- Material provided -
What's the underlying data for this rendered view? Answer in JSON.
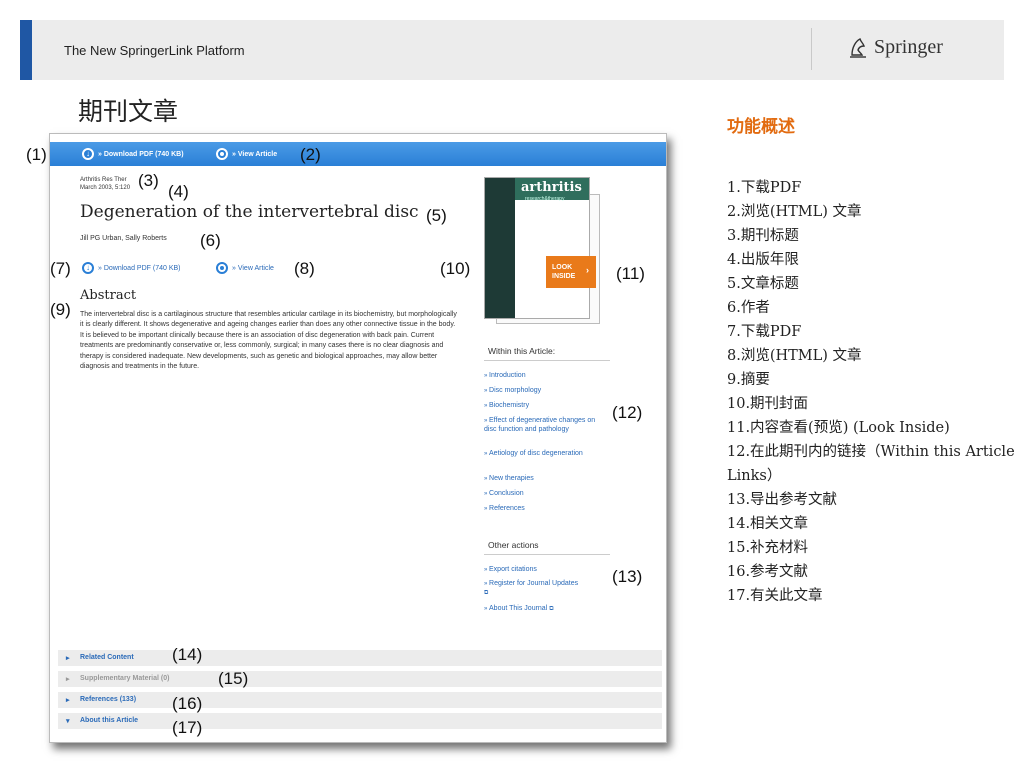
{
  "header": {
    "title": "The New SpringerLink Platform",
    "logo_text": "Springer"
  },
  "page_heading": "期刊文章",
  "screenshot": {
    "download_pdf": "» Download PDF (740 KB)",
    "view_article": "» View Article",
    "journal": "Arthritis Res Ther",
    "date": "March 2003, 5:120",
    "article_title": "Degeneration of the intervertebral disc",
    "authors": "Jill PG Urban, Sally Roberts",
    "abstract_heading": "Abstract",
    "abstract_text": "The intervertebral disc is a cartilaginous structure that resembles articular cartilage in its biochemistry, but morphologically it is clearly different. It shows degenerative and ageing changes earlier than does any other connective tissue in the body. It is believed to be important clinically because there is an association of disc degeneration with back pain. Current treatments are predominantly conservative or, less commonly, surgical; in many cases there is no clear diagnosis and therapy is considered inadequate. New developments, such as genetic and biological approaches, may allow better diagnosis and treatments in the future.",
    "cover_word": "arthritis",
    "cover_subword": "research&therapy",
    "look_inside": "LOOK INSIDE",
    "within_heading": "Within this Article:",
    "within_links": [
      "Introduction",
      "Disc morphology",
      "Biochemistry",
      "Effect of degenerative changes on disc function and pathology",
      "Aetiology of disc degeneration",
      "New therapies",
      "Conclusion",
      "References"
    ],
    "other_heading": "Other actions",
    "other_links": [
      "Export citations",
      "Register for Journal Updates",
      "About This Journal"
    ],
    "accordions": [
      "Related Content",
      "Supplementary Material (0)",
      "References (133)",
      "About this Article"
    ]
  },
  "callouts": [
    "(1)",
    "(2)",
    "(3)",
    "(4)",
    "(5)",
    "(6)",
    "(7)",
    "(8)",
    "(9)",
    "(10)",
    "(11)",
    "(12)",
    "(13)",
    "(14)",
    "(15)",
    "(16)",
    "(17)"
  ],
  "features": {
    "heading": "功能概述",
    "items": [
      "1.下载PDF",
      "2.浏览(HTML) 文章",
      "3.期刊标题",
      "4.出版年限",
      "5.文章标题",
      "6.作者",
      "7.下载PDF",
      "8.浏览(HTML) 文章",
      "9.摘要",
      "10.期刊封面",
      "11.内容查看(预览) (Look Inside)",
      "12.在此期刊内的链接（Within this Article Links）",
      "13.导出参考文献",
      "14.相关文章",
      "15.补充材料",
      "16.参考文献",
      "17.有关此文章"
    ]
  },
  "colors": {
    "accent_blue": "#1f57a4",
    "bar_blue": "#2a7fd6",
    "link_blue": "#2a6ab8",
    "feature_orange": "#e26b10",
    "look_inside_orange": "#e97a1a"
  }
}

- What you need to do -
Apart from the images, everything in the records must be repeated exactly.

- Task result -
What's the underlying data for this rendered view? Answer in JSON.
{
  "header": {
    "title": "The New SpringerLink Platform",
    "logo_text": "Springer"
  },
  "page_heading": "期刊文章",
  "screenshot": {
    "download_pdf": "» Download PDF (740 KB)",
    "view_article": "» View Article",
    "journal": "Arthritis Res Ther",
    "date": "March 2003, 5:120",
    "article_title": "Degeneration of the intervertebral disc",
    "authors": "Jill PG Urban, Sally Roberts",
    "abstract_heading": "Abstract",
    "abstract_text": "The intervertebral disc is a cartilaginous structure that resembles articular cartilage in its biochemistry, but morphologically it is clearly different. It shows degenerative and ageing changes earlier than does any other connective tissue in the body. It is believed to be important clinically because there is an association of disc degeneration with back pain. Current treatments are predominantly conservative or, less commonly, surgical; in many cases there is no clear diagnosis and therapy is considered inadequate. New developments, such as genetic and biological approaches, may allow better diagnosis and treatments in the future.",
    "cover_word": "arthritis",
    "cover_subword": "research&therapy",
    "look_inside": "LOOK INSIDE",
    "within_heading": "Within this Article:",
    "within_links": [
      "Introduction",
      "Disc morphology",
      "Biochemistry",
      "Effect of degenerative changes on disc function and pathology",
      "Aetiology of disc degeneration",
      "New therapies",
      "Conclusion",
      "References"
    ],
    "other_heading": "Other actions",
    "other_links": [
      "Export citations",
      "Register for Journal Updates",
      "About This Journal"
    ],
    "accordions": [
      "Related Content",
      "Supplementary Material (0)",
      "References (133)",
      "About this Article"
    ]
  },
  "callouts": [
    "(1)",
    "(2)",
    "(3)",
    "(4)",
    "(5)",
    "(6)",
    "(7)",
    "(8)",
    "(9)",
    "(10)",
    "(11)",
    "(12)",
    "(13)",
    "(14)",
    "(15)",
    "(16)",
    "(17)"
  ],
  "features": {
    "heading": "功能概述",
    "items": [
      "1.下载PDF",
      "2.浏览(HTML) 文章",
      "3.期刊标题",
      "4.出版年限",
      "5.文章标题",
      "6.作者",
      "7.下载PDF",
      "8.浏览(HTML) 文章",
      "9.摘要",
      "10.期刊封面",
      "11.内容查看(预览) (Look Inside)",
      "12.在此期刊内的链接（Within this Article Links）",
      "13.导出参考文献",
      "14.相关文章",
      "15.补充材料",
      "16.参考文献",
      "17.有关此文章"
    ]
  },
  "colors": {
    "accent_blue": "#1f57a4",
    "bar_blue": "#2a7fd6",
    "link_blue": "#2a6ab8",
    "feature_orange": "#e26b10",
    "look_inside_orange": "#e97a1a"
  }
}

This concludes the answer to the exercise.